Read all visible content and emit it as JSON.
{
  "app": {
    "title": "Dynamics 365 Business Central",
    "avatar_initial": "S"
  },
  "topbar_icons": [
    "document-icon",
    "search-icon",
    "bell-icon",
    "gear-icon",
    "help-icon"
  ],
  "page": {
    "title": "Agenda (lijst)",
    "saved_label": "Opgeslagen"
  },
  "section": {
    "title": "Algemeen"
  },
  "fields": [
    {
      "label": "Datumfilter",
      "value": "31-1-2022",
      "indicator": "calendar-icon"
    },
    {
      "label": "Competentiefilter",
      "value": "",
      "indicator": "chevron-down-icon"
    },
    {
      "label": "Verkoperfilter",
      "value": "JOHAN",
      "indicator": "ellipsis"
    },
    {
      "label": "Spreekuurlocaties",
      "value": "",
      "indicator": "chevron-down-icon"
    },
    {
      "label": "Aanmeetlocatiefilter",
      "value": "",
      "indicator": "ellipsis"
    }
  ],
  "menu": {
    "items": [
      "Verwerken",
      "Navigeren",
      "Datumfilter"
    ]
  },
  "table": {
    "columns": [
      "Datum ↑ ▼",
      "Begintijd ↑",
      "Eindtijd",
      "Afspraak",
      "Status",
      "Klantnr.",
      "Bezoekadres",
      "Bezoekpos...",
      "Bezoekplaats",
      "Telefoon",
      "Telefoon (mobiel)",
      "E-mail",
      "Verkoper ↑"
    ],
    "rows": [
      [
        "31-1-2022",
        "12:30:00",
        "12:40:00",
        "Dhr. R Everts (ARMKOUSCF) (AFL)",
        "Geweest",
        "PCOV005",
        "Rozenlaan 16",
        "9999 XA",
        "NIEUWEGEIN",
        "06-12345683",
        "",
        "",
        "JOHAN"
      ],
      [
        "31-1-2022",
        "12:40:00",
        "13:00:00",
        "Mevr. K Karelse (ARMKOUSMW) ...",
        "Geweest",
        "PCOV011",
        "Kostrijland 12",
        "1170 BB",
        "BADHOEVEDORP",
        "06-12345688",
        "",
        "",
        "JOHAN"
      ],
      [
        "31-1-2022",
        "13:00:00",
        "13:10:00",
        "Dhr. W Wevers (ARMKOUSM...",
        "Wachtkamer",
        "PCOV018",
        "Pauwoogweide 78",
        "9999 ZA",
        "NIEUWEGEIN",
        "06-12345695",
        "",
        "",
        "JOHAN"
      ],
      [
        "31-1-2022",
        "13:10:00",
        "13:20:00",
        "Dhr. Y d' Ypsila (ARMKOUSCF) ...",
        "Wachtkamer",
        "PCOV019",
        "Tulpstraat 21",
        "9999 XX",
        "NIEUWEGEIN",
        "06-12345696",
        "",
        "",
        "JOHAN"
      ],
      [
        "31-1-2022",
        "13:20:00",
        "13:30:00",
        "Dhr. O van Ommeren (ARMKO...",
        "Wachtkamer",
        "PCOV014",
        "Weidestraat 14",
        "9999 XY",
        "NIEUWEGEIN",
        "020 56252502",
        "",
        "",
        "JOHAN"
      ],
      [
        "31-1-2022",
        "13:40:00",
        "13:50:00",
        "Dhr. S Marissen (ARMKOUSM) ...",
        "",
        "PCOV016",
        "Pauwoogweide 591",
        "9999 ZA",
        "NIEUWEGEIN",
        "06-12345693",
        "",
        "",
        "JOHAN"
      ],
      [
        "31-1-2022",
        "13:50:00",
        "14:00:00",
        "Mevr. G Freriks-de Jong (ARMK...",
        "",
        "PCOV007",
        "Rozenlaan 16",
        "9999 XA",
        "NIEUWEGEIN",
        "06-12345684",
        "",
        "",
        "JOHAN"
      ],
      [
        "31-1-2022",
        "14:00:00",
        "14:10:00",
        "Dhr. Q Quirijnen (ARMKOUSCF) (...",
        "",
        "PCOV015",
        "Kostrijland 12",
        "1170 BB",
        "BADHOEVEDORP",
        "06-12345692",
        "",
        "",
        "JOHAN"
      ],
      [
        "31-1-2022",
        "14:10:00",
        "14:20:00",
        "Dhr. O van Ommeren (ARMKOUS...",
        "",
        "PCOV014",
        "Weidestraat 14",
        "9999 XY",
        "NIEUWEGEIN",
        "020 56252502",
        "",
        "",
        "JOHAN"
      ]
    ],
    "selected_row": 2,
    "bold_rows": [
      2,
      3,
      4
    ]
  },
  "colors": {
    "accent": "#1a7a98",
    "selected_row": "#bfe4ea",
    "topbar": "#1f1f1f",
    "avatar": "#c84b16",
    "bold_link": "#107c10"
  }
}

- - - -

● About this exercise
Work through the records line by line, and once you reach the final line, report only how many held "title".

● Exercise result
3